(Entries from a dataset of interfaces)

━━━━━━━━

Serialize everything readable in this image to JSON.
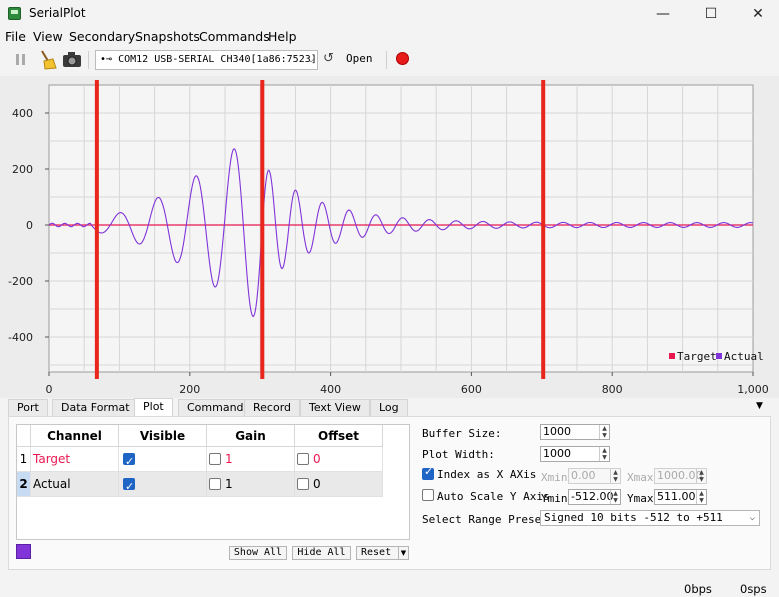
{
  "window": {
    "title": "SerialPlot",
    "min": "—",
    "max": "☐",
    "close": "✕"
  },
  "menu": [
    "File",
    "View",
    "Secondary",
    "Snapshots",
    "Commands",
    "Help"
  ],
  "toolbar": {
    "port": "COM12 USB-SERIAL CH340[1a86:7523]",
    "port_prefix": "•⊸",
    "refresh": "↺",
    "open_label": "Open"
  },
  "plot": {
    "x_ticks": [
      "0",
      "200",
      "400",
      "600",
      "800",
      "1,000"
    ],
    "y_ticks": [
      "400",
      "200",
      "0",
      "-200",
      "-400"
    ],
    "xlim": [
      0,
      1000
    ],
    "ylim": [
      -512,
      511
    ],
    "markers_x": [
      68,
      303,
      702
    ],
    "legend": [
      {
        "name": "Target",
        "color": "#e8174f"
      },
      {
        "name": "Actual",
        "color": "#8134d8"
      }
    ],
    "colors": {
      "marker": "#e8261c",
      "grid": "#d6d6d6",
      "bg": "#f5f5f5"
    }
  },
  "tabs": [
    "Port",
    "Data Format",
    "Plot",
    "Commands",
    "Record",
    "Text View",
    "Log"
  ],
  "active_tab": "Plot",
  "channels": {
    "headers": [
      "Channel",
      "Visible",
      "Gain",
      "Offset"
    ],
    "rows": [
      {
        "num": "1",
        "name": "Target",
        "visible": true,
        "gain": "1",
        "offset": "0",
        "color": "#e8174f"
      },
      {
        "num": "2",
        "name": "Actual",
        "visible": true,
        "gain": "1",
        "offset": "0",
        "color": "#000000"
      }
    ],
    "buttons": {
      "show_all": "Show All",
      "hide_all": "Hide All",
      "reset": "Reset"
    },
    "selected_color": "#8134d8"
  },
  "settings": {
    "buffer_size_label": "Buffer Size:",
    "buffer_size": "1000",
    "plot_width_label": "Plot Width:",
    "plot_width": "1000",
    "index_x_label": "Index as X AXis",
    "index_x": true,
    "xmin_label": "Xmin",
    "xmin": "0.00",
    "xmax_label": "Xmax",
    "xmax": "1000.00",
    "autoscale_label": "Auto Scale Y Axis",
    "autoscale": false,
    "ymin_label": "Ymin",
    "ymin": "-512.00",
    "ymax_label": "Ymax",
    "ymax": "511.00",
    "preset_label": "Select Range Preset:",
    "preset": "Signed 10 bits -512 to +511"
  },
  "status": {
    "bps": "0bps",
    "sps": "0sps"
  }
}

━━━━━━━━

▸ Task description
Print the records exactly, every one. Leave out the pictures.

▸ Task result
Serialize everything readable in this image to JSON.
{
  "window": {
    "title": "SerialPlot",
    "min": "—",
    "max": "☐",
    "close": "✕"
  },
  "menu": [
    "File",
    "View",
    "Secondary",
    "Snapshots",
    "Commands",
    "Help"
  ],
  "toolbar": {
    "port": "COM12 USB-SERIAL CH340[1a86:7523]",
    "port_prefix": "•⊸",
    "refresh": "↺",
    "open_label": "Open"
  },
  "plot": {
    "x_ticks": [
      "0",
      "200",
      "400",
      "600",
      "800",
      "1,000"
    ],
    "y_ticks": [
      "400",
      "200",
      "0",
      "-200",
      "-400"
    ],
    "xlim": [
      0,
      1000
    ],
    "ylim": [
      -512,
      511
    ],
    "markers_x": [
      68,
      303,
      702
    ],
    "legend": [
      {
        "name": "Target",
        "color": "#e8174f"
      },
      {
        "name": "Actual",
        "color": "#8134d8"
      }
    ],
    "colors": {
      "marker": "#e8261c",
      "grid": "#d6d6d6",
      "bg": "#f5f5f5"
    }
  },
  "tabs": [
    "Port",
    "Data Format",
    "Plot",
    "Commands",
    "Record",
    "Text View",
    "Log"
  ],
  "active_tab": "Plot",
  "channels": {
    "headers": [
      "Channel",
      "Visible",
      "Gain",
      "Offset"
    ],
    "rows": [
      {
        "num": "1",
        "name": "Target",
        "visible": true,
        "gain": "1",
        "offset": "0",
        "color": "#e8174f"
      },
      {
        "num": "2",
        "name": "Actual",
        "visible": true,
        "gain": "1",
        "offset": "0",
        "color": "#000000"
      }
    ],
    "buttons": {
      "show_all": "Show All",
      "hide_all": "Hide All",
      "reset": "Reset"
    },
    "selected_color": "#8134d8"
  },
  "settings": {
    "buffer_size_label": "Buffer Size:",
    "buffer_size": "1000",
    "plot_width_label": "Plot Width:",
    "plot_width": "1000",
    "index_x_label": "Index as X AXis",
    "index_x": true,
    "xmin_label": "Xmin",
    "xmin": "0.00",
    "xmax_label": "Xmax",
    "xmax": "1000.00",
    "autoscale_label": "Auto Scale Y Axis",
    "autoscale": false,
    "ymin_label": "Ymin",
    "ymin": "-512.00",
    "ymax_label": "Ymax",
    "ymax": "511.00",
    "preset_label": "Select Range Preset:",
    "preset": "Signed 10 bits -512 to +511"
  },
  "status": {
    "bps": "0bps",
    "sps": "0sps"
  }
}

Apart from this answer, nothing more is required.